- Task prompt -
Across the data, every line with the word "action" counts once; state the total alone.

Dataset rows for apps and sites
+++

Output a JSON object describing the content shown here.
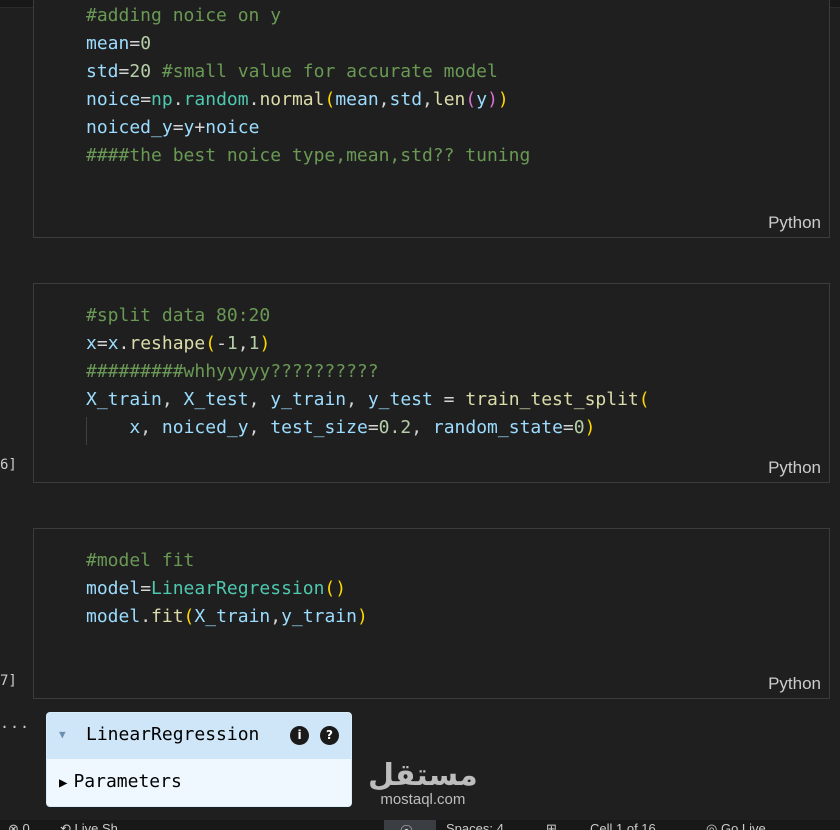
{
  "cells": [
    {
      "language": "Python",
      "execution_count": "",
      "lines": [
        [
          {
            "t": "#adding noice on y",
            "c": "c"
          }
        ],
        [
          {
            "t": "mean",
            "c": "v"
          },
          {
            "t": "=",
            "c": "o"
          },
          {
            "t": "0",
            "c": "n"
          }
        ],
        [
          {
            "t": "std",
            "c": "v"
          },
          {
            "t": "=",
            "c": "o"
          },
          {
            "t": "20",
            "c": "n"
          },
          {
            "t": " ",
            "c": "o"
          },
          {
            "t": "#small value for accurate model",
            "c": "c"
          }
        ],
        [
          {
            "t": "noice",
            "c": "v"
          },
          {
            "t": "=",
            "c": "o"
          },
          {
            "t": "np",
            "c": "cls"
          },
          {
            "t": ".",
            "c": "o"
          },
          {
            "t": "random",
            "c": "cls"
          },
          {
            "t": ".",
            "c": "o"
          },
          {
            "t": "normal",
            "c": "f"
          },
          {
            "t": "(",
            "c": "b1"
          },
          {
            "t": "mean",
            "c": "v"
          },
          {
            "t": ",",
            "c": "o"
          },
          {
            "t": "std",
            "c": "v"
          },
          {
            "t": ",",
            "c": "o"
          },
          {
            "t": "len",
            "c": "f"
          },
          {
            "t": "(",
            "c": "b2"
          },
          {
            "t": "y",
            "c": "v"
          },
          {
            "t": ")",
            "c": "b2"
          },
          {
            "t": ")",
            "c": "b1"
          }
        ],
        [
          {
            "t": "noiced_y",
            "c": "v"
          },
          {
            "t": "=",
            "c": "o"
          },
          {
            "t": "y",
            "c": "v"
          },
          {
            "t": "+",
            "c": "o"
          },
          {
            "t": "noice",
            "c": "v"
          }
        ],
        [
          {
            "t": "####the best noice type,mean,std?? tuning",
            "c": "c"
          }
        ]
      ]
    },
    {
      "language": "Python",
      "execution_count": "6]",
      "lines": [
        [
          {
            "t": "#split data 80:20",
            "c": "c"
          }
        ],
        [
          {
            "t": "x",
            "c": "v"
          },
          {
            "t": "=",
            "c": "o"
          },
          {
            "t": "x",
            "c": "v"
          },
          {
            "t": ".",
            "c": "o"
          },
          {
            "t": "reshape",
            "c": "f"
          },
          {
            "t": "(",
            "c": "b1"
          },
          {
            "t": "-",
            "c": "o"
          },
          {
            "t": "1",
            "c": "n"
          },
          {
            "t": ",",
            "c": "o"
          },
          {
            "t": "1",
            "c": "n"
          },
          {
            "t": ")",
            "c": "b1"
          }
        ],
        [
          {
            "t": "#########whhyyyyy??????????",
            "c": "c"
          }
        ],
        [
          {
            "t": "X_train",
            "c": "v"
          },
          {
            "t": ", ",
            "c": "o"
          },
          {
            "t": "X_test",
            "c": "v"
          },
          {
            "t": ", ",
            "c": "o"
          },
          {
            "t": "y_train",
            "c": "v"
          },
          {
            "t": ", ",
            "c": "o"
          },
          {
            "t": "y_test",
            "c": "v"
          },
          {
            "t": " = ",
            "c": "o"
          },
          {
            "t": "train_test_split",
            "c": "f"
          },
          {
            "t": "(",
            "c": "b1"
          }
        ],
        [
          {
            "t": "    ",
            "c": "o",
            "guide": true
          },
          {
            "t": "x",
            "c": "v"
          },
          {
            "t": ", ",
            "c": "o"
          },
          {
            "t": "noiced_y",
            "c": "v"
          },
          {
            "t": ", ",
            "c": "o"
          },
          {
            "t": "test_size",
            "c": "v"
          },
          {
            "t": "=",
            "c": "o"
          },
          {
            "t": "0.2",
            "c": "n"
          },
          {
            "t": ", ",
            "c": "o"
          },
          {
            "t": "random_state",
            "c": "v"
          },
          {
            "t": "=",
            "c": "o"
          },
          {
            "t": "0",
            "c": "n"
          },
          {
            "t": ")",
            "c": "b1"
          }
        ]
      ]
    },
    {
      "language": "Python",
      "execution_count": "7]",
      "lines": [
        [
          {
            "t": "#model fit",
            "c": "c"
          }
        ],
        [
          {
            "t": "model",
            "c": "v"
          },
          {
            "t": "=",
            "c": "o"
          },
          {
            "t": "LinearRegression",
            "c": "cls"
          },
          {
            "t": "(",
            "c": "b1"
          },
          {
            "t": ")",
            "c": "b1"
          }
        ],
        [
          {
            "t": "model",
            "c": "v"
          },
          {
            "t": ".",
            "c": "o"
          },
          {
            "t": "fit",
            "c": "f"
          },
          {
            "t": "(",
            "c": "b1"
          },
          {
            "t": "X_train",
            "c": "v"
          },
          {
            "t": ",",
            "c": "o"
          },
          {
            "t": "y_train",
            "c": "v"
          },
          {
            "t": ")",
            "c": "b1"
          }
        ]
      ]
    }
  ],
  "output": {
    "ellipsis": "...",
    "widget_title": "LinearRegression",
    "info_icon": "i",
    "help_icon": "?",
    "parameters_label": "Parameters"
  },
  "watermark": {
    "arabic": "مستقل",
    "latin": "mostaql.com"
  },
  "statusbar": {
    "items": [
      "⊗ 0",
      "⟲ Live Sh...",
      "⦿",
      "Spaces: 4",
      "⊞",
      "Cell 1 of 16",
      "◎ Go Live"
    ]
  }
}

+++

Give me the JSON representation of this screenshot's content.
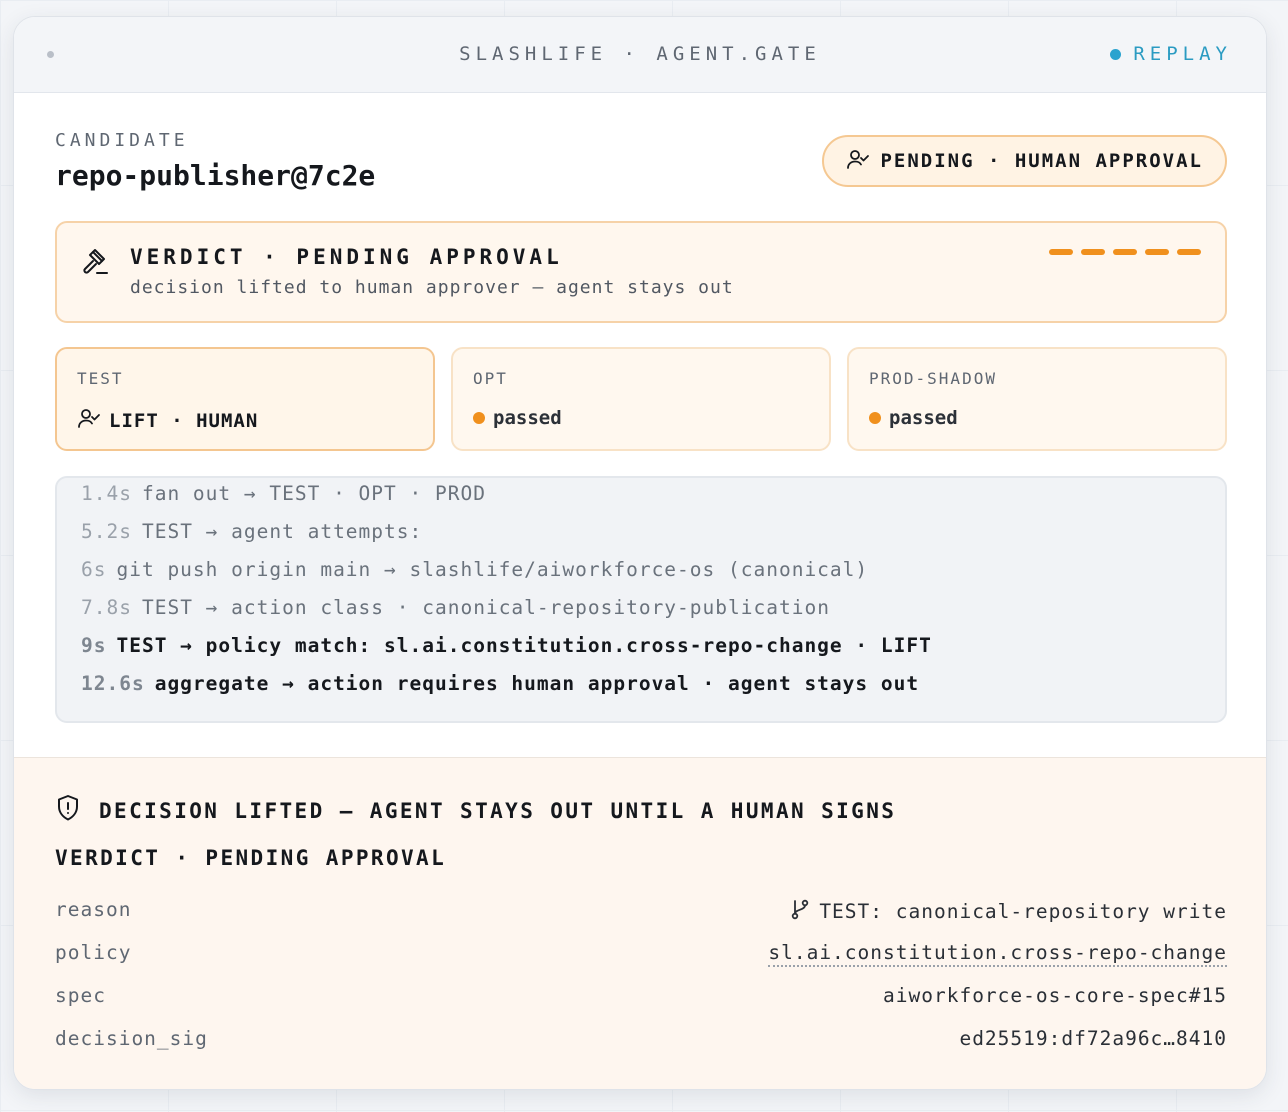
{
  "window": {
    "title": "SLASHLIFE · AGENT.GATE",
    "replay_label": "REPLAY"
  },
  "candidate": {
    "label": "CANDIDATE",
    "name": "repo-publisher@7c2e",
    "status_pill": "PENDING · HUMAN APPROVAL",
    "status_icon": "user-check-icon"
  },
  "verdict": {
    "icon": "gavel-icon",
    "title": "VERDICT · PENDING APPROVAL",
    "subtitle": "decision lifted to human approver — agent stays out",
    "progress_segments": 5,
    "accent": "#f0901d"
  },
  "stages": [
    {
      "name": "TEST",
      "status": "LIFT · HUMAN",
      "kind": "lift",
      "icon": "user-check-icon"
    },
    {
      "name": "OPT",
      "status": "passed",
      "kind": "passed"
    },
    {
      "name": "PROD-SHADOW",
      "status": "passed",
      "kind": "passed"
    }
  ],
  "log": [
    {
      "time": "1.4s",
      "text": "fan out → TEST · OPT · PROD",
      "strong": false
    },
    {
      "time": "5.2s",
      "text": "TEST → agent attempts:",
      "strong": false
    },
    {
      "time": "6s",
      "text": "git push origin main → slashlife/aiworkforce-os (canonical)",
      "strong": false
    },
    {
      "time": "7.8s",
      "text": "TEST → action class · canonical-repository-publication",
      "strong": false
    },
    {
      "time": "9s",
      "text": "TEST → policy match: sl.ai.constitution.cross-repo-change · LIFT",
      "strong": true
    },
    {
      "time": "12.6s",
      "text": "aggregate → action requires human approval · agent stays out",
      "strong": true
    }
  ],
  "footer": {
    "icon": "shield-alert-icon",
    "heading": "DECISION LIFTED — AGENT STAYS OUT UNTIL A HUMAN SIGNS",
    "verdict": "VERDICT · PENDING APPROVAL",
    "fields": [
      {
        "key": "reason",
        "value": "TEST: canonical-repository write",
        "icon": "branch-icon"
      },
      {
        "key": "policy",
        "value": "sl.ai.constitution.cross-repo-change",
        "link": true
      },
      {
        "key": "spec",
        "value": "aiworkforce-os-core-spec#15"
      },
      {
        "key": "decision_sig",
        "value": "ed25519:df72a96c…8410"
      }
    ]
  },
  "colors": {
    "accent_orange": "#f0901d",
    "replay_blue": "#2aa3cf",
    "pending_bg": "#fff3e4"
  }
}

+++

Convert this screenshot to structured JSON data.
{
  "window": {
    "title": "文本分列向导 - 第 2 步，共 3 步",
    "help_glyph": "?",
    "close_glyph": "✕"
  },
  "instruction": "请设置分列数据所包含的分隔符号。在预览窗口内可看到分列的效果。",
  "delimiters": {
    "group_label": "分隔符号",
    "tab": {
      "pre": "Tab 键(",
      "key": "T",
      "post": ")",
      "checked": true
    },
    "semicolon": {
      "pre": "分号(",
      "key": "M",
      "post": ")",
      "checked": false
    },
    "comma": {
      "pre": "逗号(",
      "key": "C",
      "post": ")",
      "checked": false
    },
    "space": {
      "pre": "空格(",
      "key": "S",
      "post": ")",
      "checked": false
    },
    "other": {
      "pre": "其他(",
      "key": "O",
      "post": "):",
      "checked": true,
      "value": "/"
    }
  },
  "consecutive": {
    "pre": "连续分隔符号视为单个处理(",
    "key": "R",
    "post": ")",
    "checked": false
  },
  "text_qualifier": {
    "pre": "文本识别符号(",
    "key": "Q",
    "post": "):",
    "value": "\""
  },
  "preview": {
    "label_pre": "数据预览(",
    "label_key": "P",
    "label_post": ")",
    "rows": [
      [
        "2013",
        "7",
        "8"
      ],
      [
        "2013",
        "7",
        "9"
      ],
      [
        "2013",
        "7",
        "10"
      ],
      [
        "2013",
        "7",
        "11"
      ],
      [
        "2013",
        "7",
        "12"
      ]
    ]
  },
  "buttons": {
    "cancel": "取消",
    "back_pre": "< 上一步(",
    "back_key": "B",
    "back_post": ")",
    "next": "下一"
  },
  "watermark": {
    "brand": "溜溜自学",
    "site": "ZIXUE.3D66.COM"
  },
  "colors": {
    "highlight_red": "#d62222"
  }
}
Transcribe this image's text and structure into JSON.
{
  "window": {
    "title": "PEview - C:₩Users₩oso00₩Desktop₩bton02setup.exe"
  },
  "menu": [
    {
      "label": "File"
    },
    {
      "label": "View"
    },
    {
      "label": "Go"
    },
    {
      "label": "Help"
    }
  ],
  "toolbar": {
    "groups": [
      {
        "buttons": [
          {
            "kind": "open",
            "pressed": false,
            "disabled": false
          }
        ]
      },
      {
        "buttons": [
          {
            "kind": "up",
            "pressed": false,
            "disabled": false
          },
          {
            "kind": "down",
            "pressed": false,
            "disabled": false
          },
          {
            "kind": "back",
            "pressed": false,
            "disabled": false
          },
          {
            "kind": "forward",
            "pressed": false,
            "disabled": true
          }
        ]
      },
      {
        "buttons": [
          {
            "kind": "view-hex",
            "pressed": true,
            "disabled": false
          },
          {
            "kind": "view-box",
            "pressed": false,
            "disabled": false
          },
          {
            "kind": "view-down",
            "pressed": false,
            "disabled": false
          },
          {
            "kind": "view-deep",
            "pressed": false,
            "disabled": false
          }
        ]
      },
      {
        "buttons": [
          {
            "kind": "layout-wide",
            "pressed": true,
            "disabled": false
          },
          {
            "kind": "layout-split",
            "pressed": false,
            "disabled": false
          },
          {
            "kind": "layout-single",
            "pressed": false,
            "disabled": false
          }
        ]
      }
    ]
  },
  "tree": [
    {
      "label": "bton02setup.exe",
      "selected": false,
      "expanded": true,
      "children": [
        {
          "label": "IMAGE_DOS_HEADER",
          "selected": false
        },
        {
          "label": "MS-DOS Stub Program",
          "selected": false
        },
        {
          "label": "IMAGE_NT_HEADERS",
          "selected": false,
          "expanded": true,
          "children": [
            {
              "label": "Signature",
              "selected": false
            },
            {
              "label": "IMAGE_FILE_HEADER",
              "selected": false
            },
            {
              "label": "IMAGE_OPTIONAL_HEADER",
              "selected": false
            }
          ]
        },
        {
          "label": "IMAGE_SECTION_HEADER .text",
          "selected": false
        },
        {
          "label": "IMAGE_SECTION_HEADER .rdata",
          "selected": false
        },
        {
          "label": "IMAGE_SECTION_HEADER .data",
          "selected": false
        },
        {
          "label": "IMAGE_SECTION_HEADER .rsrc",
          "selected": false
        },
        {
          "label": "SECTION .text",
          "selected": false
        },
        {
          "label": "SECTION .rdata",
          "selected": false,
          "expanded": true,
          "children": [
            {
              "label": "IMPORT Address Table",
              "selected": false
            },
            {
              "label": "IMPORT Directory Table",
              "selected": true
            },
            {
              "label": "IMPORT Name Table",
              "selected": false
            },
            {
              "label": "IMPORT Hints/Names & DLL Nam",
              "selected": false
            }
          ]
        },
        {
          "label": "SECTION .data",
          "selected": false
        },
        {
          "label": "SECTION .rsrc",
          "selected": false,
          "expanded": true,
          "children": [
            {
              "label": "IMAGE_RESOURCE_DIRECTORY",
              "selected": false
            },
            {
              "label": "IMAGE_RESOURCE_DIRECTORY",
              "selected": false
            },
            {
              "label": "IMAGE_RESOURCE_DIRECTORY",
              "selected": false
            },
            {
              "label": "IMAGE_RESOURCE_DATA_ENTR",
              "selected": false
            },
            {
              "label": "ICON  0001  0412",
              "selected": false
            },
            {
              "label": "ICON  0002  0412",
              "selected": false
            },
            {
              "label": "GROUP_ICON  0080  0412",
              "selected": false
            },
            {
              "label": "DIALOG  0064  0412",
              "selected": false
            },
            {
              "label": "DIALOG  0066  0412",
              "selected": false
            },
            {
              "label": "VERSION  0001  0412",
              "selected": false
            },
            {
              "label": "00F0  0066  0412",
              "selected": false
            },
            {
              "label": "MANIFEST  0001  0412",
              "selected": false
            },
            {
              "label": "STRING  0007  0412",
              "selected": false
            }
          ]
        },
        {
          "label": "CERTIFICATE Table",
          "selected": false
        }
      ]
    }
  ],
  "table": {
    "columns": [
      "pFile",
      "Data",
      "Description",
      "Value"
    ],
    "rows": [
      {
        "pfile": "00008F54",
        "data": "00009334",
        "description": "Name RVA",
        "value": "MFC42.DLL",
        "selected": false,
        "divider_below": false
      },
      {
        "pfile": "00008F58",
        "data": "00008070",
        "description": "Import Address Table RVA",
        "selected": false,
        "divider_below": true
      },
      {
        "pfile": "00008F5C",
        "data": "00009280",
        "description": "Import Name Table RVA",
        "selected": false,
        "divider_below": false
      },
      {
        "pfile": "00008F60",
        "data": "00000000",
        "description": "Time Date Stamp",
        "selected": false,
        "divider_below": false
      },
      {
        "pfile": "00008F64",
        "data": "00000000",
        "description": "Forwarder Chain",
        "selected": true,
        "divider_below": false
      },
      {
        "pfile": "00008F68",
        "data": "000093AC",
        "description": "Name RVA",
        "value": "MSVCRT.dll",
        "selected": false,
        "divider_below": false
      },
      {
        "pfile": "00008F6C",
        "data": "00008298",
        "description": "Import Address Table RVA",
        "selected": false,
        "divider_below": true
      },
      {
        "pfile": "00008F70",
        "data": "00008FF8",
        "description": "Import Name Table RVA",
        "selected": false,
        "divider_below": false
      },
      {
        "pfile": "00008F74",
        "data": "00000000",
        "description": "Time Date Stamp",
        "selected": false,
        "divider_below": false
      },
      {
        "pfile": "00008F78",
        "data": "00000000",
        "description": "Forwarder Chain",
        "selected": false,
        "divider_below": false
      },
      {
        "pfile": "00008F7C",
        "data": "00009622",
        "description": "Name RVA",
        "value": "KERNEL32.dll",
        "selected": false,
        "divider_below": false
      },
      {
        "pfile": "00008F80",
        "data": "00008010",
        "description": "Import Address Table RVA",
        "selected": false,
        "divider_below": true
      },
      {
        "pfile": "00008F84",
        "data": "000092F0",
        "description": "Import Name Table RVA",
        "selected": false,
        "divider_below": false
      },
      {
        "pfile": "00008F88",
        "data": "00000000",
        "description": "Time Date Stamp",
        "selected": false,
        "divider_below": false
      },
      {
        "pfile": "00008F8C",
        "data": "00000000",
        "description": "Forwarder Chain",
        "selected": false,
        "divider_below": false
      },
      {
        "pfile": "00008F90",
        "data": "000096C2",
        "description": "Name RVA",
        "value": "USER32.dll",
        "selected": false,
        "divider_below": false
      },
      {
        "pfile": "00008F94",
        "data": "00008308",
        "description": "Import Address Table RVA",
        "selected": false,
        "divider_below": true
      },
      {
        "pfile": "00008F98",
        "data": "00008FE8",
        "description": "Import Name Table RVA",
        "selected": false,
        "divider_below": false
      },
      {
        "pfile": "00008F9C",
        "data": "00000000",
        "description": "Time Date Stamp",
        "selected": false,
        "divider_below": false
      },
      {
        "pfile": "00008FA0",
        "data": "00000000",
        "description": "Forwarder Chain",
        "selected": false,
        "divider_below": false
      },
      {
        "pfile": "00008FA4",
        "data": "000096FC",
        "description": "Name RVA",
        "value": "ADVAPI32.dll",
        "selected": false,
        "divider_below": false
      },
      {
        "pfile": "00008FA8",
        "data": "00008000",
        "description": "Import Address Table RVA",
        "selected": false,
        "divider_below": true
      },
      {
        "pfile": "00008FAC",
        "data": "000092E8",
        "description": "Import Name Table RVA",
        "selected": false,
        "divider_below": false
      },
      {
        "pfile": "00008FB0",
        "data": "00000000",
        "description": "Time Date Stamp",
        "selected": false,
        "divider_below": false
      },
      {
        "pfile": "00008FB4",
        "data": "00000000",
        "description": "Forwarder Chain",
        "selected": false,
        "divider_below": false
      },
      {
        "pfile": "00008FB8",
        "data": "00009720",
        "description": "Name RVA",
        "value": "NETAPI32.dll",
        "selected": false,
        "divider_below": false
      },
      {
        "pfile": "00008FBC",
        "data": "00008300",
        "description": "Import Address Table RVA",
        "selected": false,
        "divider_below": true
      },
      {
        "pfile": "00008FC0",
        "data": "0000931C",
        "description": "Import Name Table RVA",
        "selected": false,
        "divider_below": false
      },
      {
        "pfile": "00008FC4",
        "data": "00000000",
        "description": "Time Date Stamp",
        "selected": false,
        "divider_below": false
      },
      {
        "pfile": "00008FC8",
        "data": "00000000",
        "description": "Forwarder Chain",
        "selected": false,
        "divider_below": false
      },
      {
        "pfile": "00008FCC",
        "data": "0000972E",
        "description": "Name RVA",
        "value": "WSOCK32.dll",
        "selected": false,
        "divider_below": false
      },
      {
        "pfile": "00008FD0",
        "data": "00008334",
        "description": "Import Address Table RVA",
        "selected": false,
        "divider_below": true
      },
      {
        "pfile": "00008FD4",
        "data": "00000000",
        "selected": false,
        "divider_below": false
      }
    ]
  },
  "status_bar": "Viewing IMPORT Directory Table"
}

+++

- Expected answer -
2